**WHAT IS EXPECTED**:
Below is a block of records; repeat all of them exactly.

**INPUT DATA**:

************

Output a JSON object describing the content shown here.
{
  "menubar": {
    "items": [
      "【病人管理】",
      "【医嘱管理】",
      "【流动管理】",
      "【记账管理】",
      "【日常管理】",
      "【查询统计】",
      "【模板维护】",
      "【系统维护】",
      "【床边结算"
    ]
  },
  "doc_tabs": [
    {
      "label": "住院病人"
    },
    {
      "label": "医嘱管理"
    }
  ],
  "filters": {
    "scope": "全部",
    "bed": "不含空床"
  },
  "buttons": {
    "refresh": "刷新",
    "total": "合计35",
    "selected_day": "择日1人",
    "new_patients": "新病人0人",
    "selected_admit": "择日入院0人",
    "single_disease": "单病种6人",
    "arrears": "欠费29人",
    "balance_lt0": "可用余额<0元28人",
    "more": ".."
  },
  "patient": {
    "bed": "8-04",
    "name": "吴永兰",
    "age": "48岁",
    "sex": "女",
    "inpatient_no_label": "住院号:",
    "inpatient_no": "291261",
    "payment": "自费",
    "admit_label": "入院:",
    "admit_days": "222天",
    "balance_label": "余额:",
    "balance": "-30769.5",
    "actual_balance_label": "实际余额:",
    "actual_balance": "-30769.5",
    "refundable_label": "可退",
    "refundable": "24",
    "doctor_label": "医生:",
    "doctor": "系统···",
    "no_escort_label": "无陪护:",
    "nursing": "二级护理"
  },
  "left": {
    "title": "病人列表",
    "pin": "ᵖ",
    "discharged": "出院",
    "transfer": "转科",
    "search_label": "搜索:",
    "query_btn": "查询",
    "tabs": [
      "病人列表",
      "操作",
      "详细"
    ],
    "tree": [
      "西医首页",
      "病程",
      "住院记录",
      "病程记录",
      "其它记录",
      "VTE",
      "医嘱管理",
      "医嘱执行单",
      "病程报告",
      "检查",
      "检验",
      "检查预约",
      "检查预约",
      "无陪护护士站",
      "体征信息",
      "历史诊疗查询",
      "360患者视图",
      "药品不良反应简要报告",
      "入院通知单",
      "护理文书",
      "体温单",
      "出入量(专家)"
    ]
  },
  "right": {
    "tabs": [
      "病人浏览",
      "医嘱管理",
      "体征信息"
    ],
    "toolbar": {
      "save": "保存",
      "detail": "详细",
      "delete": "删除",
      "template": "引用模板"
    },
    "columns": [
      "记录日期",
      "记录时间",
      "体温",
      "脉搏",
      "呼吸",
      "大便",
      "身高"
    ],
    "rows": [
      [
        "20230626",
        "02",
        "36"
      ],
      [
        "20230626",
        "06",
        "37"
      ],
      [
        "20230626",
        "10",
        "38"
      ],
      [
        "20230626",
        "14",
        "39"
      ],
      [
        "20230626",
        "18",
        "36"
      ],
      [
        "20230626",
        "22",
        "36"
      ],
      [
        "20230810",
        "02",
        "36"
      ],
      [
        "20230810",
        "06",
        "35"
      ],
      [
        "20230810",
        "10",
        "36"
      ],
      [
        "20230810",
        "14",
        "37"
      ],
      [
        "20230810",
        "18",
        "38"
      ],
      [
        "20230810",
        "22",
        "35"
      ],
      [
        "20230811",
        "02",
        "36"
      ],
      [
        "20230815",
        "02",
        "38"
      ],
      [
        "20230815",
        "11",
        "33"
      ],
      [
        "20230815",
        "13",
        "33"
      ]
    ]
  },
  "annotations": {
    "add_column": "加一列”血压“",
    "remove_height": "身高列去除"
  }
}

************

**RESPONSE**:
Output a JSON object describing the content shown here.
{
  "menubar": {
    "items": [
      "【病人管理】",
      "【医嘱管理】",
      "【流动管理】",
      "【记账管理】",
      "【日常管理】",
      "【查询统计】",
      "【模板维护】",
      "【系统维护】",
      "【床边结算"
    ]
  },
  "doc_tabs": [
    {
      "label": "住院病人"
    },
    {
      "label": "医嘱管理"
    }
  ],
  "filters": {
    "scope": "全部",
    "bed": "不含空床"
  },
  "buttons": {
    "refresh": "刷新",
    "total": "合计35",
    "selected_day": "择日1人",
    "new_patients": "新病人0人",
    "selected_admit": "择日入院0人",
    "single_disease": "单病种6人",
    "arrears": "欠费29人",
    "balance_lt0": "可用余额<0元28人",
    "more": ".."
  },
  "patient": {
    "bed": "8-04",
    "name": "吴永兰",
    "age": "48岁",
    "sex": "女",
    "inpatient_no_label": "住院号:",
    "inpatient_no": "291261",
    "payment": "自费",
    "admit_label": "入院:",
    "admit_days": "222天",
    "balance_label": "余额:",
    "balance": "-30769.5",
    "actual_balance_label": "实际余额:",
    "actual_balance": "-30769.5",
    "refundable_label": "可退",
    "refundable": "24",
    "doctor_label": "医生:",
    "doctor": "系统···",
    "no_escort_label": "无陪护:",
    "nursing": "二级护理"
  },
  "left": {
    "title": "病人列表",
    "pin": "ᵖ",
    "discharged": "出院",
    "transfer": "转科",
    "search_label": "搜索:",
    "query_btn": "查询",
    "tabs": [
      "病人列表",
      "操作",
      "详细"
    ],
    "tree": [
      "西医首页",
      "病程",
      "住院记录",
      "病程记录",
      "其它记录",
      "VTE",
      "医嘱管理",
      "医嘱执行单",
      "病程报告",
      "检查",
      "检验",
      "检查预约",
      "检查预约",
      "无陪护护士站",
      "体征信息",
      "历史诊疗查询",
      "360患者视图",
      "药品不良反应简要报告",
      "入院通知单",
      "护理文书",
      "体温单",
      "出入量(专家)"
    ]
  },
  "right": {
    "tabs": [
      "病人浏览",
      "医嘱管理",
      "体征信息"
    ],
    "toolbar": {
      "save": "保存",
      "detail": "详细",
      "delete": "删除",
      "template": "引用模板"
    },
    "columns": [
      "记录日期",
      "记录时间",
      "体温",
      "脉搏",
      "呼吸",
      "大便",
      "身高"
    ],
    "rows": [
      [
        "20230626",
        "02",
        "36"
      ],
      [
        "20230626",
        "06",
        "37"
      ],
      [
        "20230626",
        "10",
        "38"
      ],
      [
        "20230626",
        "14",
        "39"
      ],
      [
        "20230626",
        "18",
        "36"
      ],
      [
        "20230626",
        "22",
        "36"
      ],
      [
        "20230810",
        "02",
        "36"
      ],
      [
        "20230810",
        "06",
        "35"
      ],
      [
        "20230810",
        "10",
        "36"
      ],
      [
        "20230810",
        "14",
        "37"
      ],
      [
        "20230810",
        "18",
        "38"
      ],
      [
        "20230810",
        "22",
        "35"
      ],
      [
        "20230811",
        "02",
        "36"
      ],
      [
        "20230815",
        "02",
        "38"
      ],
      [
        "20230815",
        "11",
        "33"
      ],
      [
        "20230815",
        "13",
        "33"
      ]
    ]
  },
  "annotations": {
    "add_column": "加一列”血压“",
    "remove_height": "身高列去除"
  }
}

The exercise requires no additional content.